# WORK TASK
Every line of the records below that holds the word "USDT" belongs in the answer.

# Extracted records

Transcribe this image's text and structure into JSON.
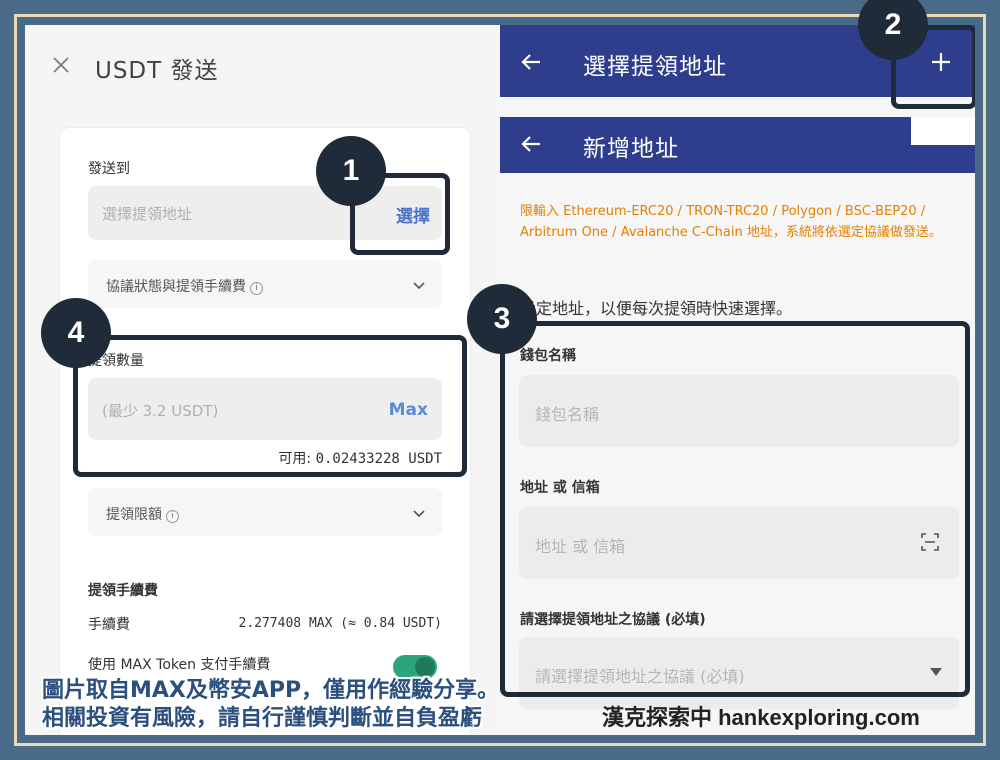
{
  "left": {
    "title": "USDT 發送",
    "send_to_label": "發送到",
    "address_placeholder": "選擇提領地址",
    "select_button": "選擇",
    "protocol_fee_accordion": "協議狀態與提領手續費",
    "amount_label": "提領數量",
    "amount_placeholder": "(最少 3.2 USDT)",
    "max_button": "Max",
    "available_label": "可用:",
    "available_value": "0.02433228 USDT",
    "limit_accordion": "提領限額",
    "fee_section_label": "提領手續費",
    "fee_label": "手續費",
    "fee_value": "2.277408 MAX (≈ 0.84 USDT)",
    "max_token_label": "使用 MAX Token 支付手續費"
  },
  "right": {
    "top_title": "選擇提領地址",
    "sub_title": "新增地址",
    "warning": "限輸入 Ethereum-ERC20 / TRON-TRC20 / Polygon / BSC-BEP20 / Arbitrum One / Avalanche C-Chain 地址，系統將依選定協議做發送。",
    "hint": "設定地址，以便每次提領時快速選擇。",
    "wallet_name_label": "錢包名稱",
    "wallet_name_placeholder": "錢包名稱",
    "address_label": "地址 或 信箱",
    "address_placeholder": "地址 或 信箱",
    "protocol_label": "請選擇提領地址之協議 (必填)",
    "protocol_placeholder": "請選擇提領地址之協議 (必填)"
  },
  "badges": [
    "1",
    "2",
    "3",
    "4"
  ],
  "footer": {
    "line1": "圖片取自MAX及幣安APP，僅用作經驗分享。",
    "line2": "相關投資有風險，請自行謹慎判斷並自負盈虧",
    "brand": "漢克探索中 hankexploring.com"
  },
  "colors": {
    "header": "#2f3e8c",
    "accent_blue": "#4a74c9",
    "warning_orange": "#e67e00",
    "highlight": "#1f2b38",
    "frame_bg": "#4a6b87"
  }
}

# EXERCISE RESPONSE
    "title": "USDT 發送",
    "amount_placeholder": "(最少 3.2 USDT)",
    "available_value": "0.02433228 USDT",
    "fee_value": "2.277408 MAX (≈ 0.84 USDT)",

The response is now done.